- [Material provided]:
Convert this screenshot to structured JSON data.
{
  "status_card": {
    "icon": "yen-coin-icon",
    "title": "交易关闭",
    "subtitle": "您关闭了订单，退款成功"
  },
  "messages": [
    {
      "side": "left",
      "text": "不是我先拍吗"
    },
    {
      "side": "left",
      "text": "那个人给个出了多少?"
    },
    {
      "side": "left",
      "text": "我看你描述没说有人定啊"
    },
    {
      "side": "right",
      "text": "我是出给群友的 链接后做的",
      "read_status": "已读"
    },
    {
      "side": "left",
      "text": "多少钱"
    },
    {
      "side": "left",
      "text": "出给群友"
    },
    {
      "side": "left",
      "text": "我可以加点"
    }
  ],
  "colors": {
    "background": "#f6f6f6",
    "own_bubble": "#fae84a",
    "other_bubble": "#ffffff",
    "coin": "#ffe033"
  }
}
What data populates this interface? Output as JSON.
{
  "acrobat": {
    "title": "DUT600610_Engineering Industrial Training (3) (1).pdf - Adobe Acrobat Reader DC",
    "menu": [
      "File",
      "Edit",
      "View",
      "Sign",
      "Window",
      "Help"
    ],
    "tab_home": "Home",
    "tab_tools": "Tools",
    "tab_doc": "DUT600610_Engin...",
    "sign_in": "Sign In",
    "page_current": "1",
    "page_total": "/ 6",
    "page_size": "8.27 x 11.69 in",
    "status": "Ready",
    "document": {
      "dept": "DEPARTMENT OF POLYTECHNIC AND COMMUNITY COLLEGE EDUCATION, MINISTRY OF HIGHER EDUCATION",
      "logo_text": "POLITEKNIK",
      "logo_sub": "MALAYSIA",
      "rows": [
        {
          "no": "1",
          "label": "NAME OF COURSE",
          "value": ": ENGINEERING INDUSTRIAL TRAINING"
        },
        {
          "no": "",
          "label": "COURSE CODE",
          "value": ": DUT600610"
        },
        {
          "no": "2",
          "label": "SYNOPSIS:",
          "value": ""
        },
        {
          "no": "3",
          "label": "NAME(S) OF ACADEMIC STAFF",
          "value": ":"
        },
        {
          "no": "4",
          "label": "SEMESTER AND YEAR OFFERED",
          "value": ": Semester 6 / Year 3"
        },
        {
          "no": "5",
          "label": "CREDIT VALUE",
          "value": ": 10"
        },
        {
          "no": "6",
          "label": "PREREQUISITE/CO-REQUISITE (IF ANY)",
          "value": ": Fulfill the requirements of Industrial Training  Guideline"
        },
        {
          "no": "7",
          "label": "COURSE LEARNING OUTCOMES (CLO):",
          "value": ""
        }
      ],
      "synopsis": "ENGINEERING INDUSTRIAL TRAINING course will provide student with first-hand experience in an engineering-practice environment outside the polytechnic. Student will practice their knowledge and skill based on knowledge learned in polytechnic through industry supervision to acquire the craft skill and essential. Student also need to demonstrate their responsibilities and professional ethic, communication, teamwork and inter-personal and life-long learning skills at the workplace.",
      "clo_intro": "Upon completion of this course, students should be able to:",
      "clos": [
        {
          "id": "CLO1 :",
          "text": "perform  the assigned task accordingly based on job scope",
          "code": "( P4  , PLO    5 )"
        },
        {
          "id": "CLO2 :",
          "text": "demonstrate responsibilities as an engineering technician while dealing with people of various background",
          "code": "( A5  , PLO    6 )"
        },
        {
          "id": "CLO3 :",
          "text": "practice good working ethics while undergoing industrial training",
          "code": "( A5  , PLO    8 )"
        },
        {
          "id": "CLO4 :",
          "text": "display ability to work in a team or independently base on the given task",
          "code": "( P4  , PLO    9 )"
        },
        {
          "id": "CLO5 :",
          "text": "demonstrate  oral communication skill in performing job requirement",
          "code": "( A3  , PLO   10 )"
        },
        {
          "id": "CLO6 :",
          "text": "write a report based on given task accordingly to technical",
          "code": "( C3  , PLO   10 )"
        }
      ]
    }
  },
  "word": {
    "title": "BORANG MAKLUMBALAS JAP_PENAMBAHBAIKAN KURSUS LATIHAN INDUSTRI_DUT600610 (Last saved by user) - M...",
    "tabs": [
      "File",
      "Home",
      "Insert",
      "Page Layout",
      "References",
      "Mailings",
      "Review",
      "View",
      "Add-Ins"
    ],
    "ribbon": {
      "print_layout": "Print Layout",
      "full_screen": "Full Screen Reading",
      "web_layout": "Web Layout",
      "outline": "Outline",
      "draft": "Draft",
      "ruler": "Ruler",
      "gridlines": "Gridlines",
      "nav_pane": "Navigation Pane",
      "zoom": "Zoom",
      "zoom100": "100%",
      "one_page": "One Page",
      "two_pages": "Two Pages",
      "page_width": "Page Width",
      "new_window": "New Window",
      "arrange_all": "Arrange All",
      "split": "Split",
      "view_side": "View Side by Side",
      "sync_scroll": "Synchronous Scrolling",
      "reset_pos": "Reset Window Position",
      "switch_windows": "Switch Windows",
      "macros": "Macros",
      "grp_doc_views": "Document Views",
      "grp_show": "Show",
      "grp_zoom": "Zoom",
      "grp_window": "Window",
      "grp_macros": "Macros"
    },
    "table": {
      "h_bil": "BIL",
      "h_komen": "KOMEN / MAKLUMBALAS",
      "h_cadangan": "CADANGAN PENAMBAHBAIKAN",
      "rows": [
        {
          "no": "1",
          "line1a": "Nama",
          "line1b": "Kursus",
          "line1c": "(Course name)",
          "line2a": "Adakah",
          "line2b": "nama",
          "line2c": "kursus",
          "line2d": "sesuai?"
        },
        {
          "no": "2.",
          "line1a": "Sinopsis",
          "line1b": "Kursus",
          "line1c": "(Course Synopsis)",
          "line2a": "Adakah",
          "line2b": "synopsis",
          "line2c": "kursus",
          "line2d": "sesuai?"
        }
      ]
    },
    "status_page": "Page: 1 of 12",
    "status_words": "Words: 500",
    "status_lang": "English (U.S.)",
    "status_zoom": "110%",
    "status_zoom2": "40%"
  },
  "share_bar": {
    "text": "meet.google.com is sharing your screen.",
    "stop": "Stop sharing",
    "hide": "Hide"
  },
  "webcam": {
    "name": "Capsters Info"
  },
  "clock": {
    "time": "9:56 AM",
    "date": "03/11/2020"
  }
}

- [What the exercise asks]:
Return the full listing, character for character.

- [Answer space]:
Convert this screenshot to structured JSON data.
{
  "status_card": {
    "icon": "yen-coin-icon",
    "title": "交易关闭",
    "subtitle": "您关闭了订单，退款成功"
  },
  "messages": [
    {
      "side": "left",
      "text": "不是我先拍吗"
    },
    {
      "side": "left",
      "text": "那个人给个出了多少?"
    },
    {
      "side": "left",
      "text": "我看你描述没说有人定啊"
    },
    {
      "side": "right",
      "text": "我是出给群友的 链接后做的",
      "read_status": "已读"
    },
    {
      "side": "left",
      "text": "多少钱"
    },
    {
      "side": "left",
      "text": "出给群友"
    },
    {
      "side": "left",
      "text": "我可以加点"
    }
  ],
  "colors": {
    "background": "#f6f6f6",
    "own_bubble": "#fae84a",
    "other_bubble": "#ffffff",
    "coin": "#ffe033"
  }
}
What data populates this interface? Output as JSON.
{
  "acrobat": {
    "title": "DUT600610_Engineering Industrial Training (3) (1).pdf - Adobe Acrobat Reader DC",
    "menu": [
      "File",
      "Edit",
      "View",
      "Sign",
      "Window",
      "Help"
    ],
    "tab_home": "Home",
    "tab_tools": "Tools",
    "tab_doc": "DUT600610_Engin...",
    "sign_in": "Sign In",
    "page_current": "1",
    "page_total": "/ 6",
    "page_size": "8.27 x 11.69 in",
    "status": "Ready",
    "document": {
      "dept": "DEPARTMENT OF POLYTECHNIC AND COMMUNITY COLLEGE EDUCATION, MINISTRY OF HIGHER EDUCATION",
      "logo_text": "POLITEKNIK",
      "logo_sub": "MALAYSIA",
      "rows": [
        {
          "no": "1",
          "label": "NAME OF COURSE",
          "value": ": ENGINEERING INDUSTRIAL TRAINING"
        },
        {
          "no": "",
          "label": "COURSE CODE",
          "value": ": DUT600610"
        },
        {
          "no": "2",
          "label": "SYNOPSIS:",
          "value": ""
        },
        {
          "no": "3",
          "label": "NAME(S) OF ACADEMIC STAFF",
          "value": ":"
        },
        {
          "no": "4",
          "label": "SEMESTER AND YEAR OFFERED",
          "value": ": Semester 6 / Year 3"
        },
        {
          "no": "5",
          "label": "CREDIT VALUE",
          "value": ": 10"
        },
        {
          "no": "6",
          "label": "PREREQUISITE/CO-REQUISITE (IF ANY)",
          "value": ": Fulfill the requirements of Industrial Training  Guideline"
        },
        {
          "no": "7",
          "label": "COURSE LEARNING OUTCOMES (CLO):",
          "value": ""
        }
      ],
      "synopsis": "ENGINEERING INDUSTRIAL TRAINING course will provide student with first-hand experience in an engineering-practice environment outside the polytechnic. Student will practice their knowledge and skill based on knowledge learned in polytechnic through industry supervision to acquire the craft skill and essential. Student also need to demonstrate their responsibilities and professional ethic, communication, teamwork and inter-personal and life-long learning skills at the workplace.",
      "clo_intro": "Upon completion of this course, students should be able to:",
      "clos": [
        {
          "id": "CLO1 :",
          "text": "perform  the assigned task accordingly based on job scope",
          "code": "( P4  , PLO    5 )"
        },
        {
          "id": "CLO2 :",
          "text": "demonstrate responsibilities as an engineering technician while dealing with people of various background",
          "code": "( A5  , PLO    6 )"
        },
        {
          "id": "CLO3 :",
          "text": "practice good working ethics while undergoing industrial training",
          "code": "( A5  , PLO    8 )"
        },
        {
          "id": "CLO4 :",
          "text": "display ability to work in a team or independently base on the given task",
          "code": "( P4  , PLO    9 )"
        },
        {
          "id": "CLO5 :",
          "text": "demonstrate  oral communication skill in performing job requirement",
          "code": "( A3  , PLO   10 )"
        },
        {
          "id": "CLO6 :",
          "text": "write a report based on given task accordingly to technical",
          "code": "( C3  , PLO   10 )"
        }
      ]
    }
  },
  "word": {
    "title": "BORANG MAKLUMBALAS JAP_PENAMBAHBAIKAN KURSUS LATIHAN INDUSTRI_DUT600610 (Last saved by user) - M...",
    "tabs": [
      "File",
      "Home",
      "Insert",
      "Page Layout",
      "References",
      "Mailings",
      "Review",
      "View",
      "Add-Ins"
    ],
    "ribbon": {
      "print_layout": "Print Layout",
      "full_screen": "Full Screen Reading",
      "web_layout": "Web Layout",
      "outline": "Outline",
      "draft": "Draft",
      "ruler": "Ruler",
      "gridlines": "Gridlines",
      "nav_pane": "Navigation Pane",
      "zoom": "Zoom",
      "zoom100": "100%",
      "one_page": "One Page",
      "two_pages": "Two Pages",
      "page_width": "Page Width",
      "new_window": "New Window",
      "arrange_all": "Arrange All",
      "split": "Split",
      "view_side": "View Side by Side",
      "sync_scroll": "Synchronous Scrolling",
      "reset_pos": "Reset Window Position",
      "switch_windows": "Switch Windows",
      "macros": "Macros",
      "grp_doc_views": "Document Views",
      "grp_show": "Show",
      "grp_zoom": "Zoom",
      "grp_window": "Window",
      "grp_macros": "Macros"
    },
    "table": {
      "h_bil": "BIL",
      "h_komen": "KOMEN / MAKLUMBALAS",
      "h_cadangan": "CADANGAN PENAMBAHBAIKAN",
      "rows": [
        {
          "no": "1",
          "line1a": "Nama",
          "line1b": "Kursus",
          "line1c": "(Course name)",
          "line2a": "Adakah",
          "line2b": "nama",
          "line2c": "kursus",
          "line2d": "sesuai?"
        },
        {
          "no": "2.",
          "line1a": "Sinopsis",
          "line1b": "Kursus",
          "line1c": "(Course Synopsis)",
          "line2a": "Adakah",
          "line2b": "synopsis",
          "line2c": "kursus",
          "line2d": "sesuai?"
        }
      ]
    },
    "status_page": "Page: 1 of 12",
    "status_words": "Words: 500",
    "status_lang": "English (U.S.)",
    "status_zoom": "110%",
    "status_zoom2": "40%"
  },
  "share_bar": {
    "text": "meet.google.com is sharing your screen.",
    "stop": "Stop sharing",
    "hide": "Hide"
  },
  "webcam": {
    "name": "Capsters Info"
  },
  "clock": {
    "time": "9:56 AM",
    "date": "03/11/2020"
  }
}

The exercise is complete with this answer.